▶ **WORK INSTRUCTION**:
Report each line of the data that includes the word "kind".

*** DATA ***

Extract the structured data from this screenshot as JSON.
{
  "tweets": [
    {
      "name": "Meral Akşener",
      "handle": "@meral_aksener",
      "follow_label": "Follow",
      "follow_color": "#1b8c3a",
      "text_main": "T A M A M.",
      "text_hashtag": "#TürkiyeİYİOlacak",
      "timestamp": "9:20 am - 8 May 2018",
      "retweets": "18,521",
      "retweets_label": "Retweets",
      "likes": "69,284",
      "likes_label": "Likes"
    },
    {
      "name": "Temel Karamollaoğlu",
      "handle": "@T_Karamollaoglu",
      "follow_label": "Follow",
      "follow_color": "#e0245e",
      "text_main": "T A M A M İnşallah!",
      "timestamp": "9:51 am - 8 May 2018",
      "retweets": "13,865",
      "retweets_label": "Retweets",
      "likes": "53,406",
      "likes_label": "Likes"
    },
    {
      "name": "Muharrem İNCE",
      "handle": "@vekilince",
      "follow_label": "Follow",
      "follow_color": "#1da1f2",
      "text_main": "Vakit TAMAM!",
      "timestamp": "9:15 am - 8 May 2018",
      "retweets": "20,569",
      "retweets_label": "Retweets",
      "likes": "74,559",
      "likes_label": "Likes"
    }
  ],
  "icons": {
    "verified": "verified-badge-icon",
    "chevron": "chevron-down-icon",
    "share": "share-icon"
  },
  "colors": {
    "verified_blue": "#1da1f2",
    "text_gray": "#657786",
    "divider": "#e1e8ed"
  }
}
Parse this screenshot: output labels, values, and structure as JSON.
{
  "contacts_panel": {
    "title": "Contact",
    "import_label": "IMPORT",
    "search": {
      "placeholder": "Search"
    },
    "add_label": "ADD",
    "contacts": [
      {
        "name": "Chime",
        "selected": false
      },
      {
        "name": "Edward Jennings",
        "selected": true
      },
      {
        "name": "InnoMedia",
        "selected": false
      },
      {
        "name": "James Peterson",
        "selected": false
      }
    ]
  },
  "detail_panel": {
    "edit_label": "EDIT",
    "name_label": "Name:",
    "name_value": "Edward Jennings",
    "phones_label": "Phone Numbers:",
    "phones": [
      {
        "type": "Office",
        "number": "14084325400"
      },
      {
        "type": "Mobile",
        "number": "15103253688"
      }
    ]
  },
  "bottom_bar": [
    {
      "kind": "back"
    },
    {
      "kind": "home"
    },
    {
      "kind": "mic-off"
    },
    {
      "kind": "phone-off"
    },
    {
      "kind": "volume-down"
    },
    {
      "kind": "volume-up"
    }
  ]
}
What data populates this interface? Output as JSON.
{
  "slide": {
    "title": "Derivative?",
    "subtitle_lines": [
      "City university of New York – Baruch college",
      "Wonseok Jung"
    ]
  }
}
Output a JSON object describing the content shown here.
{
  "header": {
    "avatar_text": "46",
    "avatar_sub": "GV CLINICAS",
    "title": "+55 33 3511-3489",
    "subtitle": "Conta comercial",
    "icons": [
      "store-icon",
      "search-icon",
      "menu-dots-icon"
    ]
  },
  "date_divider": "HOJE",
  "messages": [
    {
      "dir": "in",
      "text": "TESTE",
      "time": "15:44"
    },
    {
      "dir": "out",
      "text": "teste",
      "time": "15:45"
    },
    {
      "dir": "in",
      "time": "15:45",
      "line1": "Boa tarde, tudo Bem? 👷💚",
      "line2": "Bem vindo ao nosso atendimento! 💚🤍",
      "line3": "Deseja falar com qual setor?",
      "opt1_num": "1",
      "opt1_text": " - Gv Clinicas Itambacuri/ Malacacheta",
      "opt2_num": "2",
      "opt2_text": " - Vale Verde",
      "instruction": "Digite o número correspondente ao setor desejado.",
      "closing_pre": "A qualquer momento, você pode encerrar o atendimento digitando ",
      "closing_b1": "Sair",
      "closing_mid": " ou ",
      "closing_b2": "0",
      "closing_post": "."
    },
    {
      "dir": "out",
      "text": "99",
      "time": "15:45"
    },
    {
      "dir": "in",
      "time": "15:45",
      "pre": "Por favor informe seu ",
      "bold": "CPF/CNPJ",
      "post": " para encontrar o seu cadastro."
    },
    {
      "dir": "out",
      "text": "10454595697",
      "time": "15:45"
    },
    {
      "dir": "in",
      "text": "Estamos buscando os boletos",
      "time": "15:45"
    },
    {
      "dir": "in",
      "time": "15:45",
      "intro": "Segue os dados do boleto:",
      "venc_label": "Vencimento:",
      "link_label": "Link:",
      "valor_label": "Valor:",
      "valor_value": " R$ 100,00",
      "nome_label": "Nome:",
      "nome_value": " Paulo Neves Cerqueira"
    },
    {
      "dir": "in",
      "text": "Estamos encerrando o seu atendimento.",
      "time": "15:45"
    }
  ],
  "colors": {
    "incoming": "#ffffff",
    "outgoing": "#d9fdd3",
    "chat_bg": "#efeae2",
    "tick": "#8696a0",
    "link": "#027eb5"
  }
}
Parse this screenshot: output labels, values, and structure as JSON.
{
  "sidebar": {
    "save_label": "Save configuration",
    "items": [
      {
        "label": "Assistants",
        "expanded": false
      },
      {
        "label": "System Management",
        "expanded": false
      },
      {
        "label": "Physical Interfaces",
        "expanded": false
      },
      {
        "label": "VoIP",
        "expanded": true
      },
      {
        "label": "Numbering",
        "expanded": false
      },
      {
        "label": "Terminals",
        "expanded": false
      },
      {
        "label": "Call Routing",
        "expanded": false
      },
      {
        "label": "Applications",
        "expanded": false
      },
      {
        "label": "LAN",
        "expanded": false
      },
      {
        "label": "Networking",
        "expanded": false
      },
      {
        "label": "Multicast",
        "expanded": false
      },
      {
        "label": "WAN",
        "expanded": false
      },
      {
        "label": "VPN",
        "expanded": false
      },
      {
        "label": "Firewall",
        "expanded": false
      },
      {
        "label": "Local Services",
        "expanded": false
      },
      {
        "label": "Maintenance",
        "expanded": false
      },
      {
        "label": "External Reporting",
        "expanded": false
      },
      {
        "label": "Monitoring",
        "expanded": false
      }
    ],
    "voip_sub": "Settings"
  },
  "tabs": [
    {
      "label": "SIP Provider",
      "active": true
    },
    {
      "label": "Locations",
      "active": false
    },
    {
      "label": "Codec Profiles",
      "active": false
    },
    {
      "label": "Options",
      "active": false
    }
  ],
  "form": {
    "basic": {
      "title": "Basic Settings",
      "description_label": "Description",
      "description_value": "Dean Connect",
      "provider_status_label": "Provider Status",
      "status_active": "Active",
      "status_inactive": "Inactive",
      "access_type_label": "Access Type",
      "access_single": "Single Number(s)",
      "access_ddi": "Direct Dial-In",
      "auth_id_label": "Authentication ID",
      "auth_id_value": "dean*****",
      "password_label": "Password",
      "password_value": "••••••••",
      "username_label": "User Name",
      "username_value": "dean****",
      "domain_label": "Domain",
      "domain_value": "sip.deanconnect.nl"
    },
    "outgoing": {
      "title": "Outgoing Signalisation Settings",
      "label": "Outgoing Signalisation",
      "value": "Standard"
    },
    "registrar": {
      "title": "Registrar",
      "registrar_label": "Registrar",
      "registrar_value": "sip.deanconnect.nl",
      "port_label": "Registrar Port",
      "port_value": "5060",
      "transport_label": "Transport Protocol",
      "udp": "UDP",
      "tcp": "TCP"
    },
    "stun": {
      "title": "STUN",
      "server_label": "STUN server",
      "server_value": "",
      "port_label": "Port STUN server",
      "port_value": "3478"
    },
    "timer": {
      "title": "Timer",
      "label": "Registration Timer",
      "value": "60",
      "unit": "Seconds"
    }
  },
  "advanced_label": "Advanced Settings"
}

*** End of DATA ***

▶ **EXPECTED ANSWER**:
      "kind": "back"
      "kind": "home"
      "kind": "mic-off"
      "kind": "phone-off"
      "kind": "volume-down"
      "kind": "volume-up"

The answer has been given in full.